by Mateja Mihinjac
A year ago, at the surge of the COVID pandemic in Europe, we wrote about the importance of staying socially connected at times of "social distancing" and about building personal resilience during this global traumatic event, especially that of children and youth.
During lockdowns, some children and youth sought social connection with their peers despite the imposed restrictions. Others expressed their dissatisfaction by demonstrating against school closures, damaging public property and public messaging through graffiti tagging. Yet others isolated themselves from others and confined themselves to their four walls.
A YEAR LATER…
A year into the pandemic, I have been following with sadness the news about the growing numbers of mental health issues in youth and children due to the pandemic and major disruptions to their lives during lockdowns and restrictions to their daily routines.
In France, mental health hospitalizations of youth under 15 have gone up 80% during the pandemic. In NYC suicidal children spend days waiting to be hospitalized.
In Slovenia, for the first time ever, the demand for hospital beds reserved for children and youth requiring mental health care has exceeded the capacity and now the hospital only admits children who are suicidal.
These are not isolated stories. The effects of these stressors endure and lead to neuropsychiatric challenges in adulthood as post-traumatic stress disorder.
Yet, while many adults and parents may be struggling to gain some sense of normalcy themselves, we all need to support our children and youth with the smooth transition to the lives outside of their four walls and computer screens.
What can be done?
Humans dislike sudden changes to their routines and, while very adaptable, children struggle from sudden alterations to their routines more than adults.
To help children and youth, psychologists Phillips and Ehrenreich-May suggest that home and school need to permit slow adjustment to more active and interactive lives. For children who may require more handholding during this transition, they suggest open conversations, more patience, and help with scheduling the new routines of young people.
Others emphasise school and home settings and, in the spirit of SafeGrowth, I believe we should include local neighbourhoods and neighbourhood organisations where children and youth spend most of their time. Here are some simple tips:

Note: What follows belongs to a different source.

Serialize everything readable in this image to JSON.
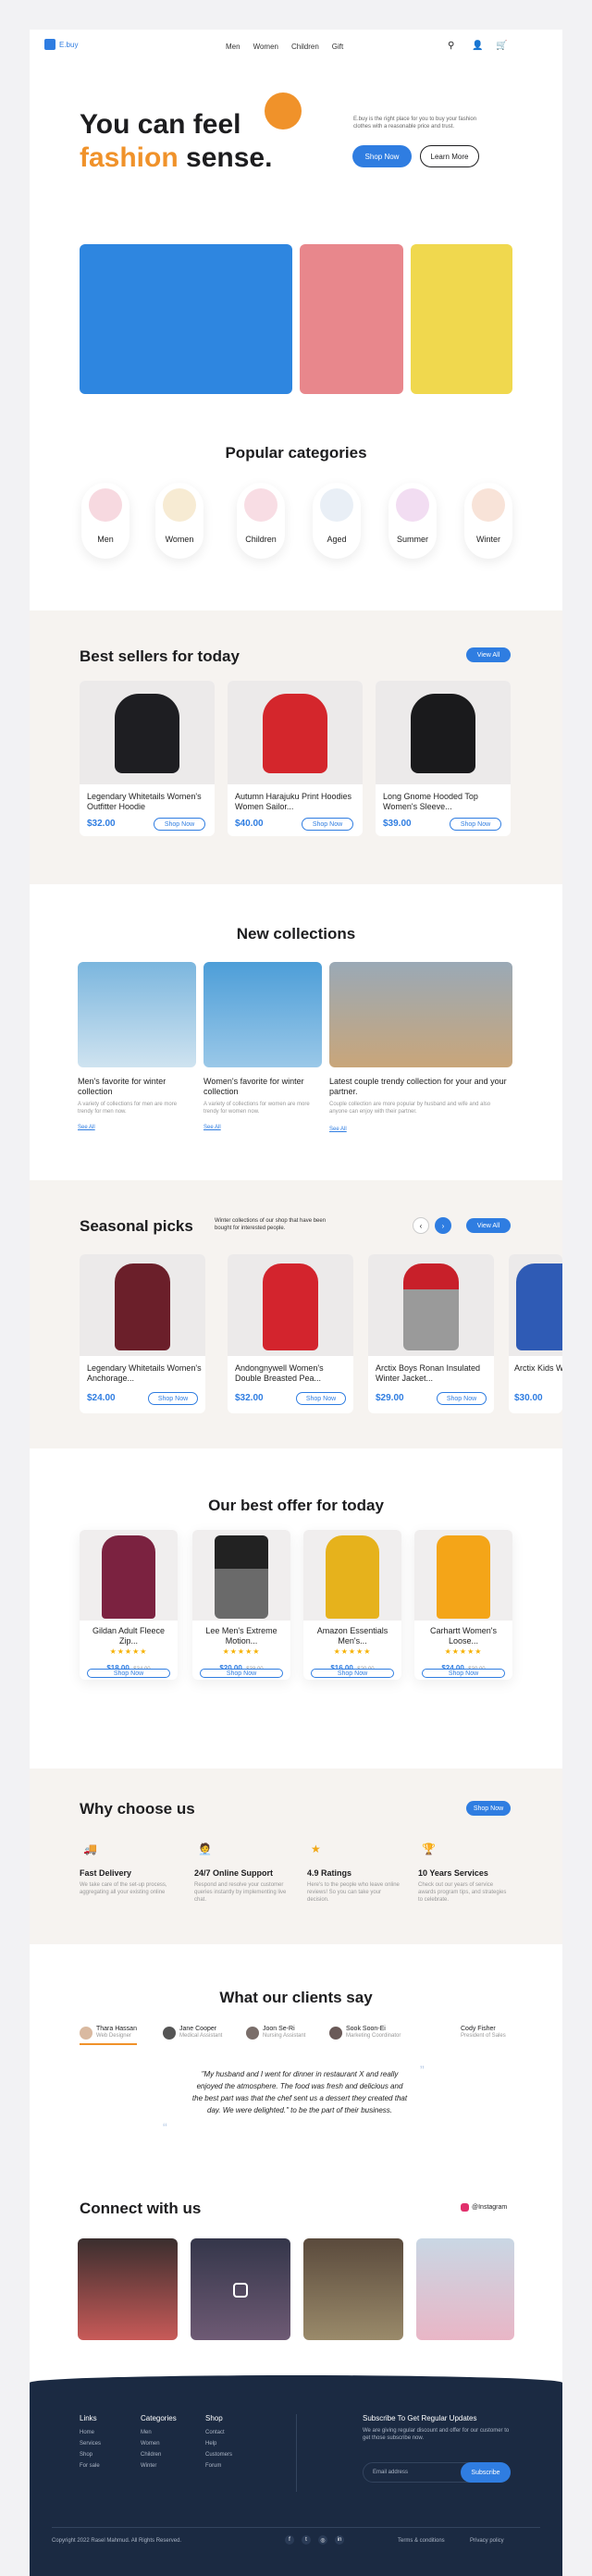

Even if we can’t do everything, we can all do something! It takes a village to raise a child. Why not make our villages more children and youth-friendly, especially during these difficult times? Why not use all our neighbourhood resources and organizations to help them build their personal resilience?
This is our vision for a youth-friendly SafeGrowth city in the post-COVID times.
SafeGrowth® is a philosophy and theory of neighborhood safety planning for 21st Century.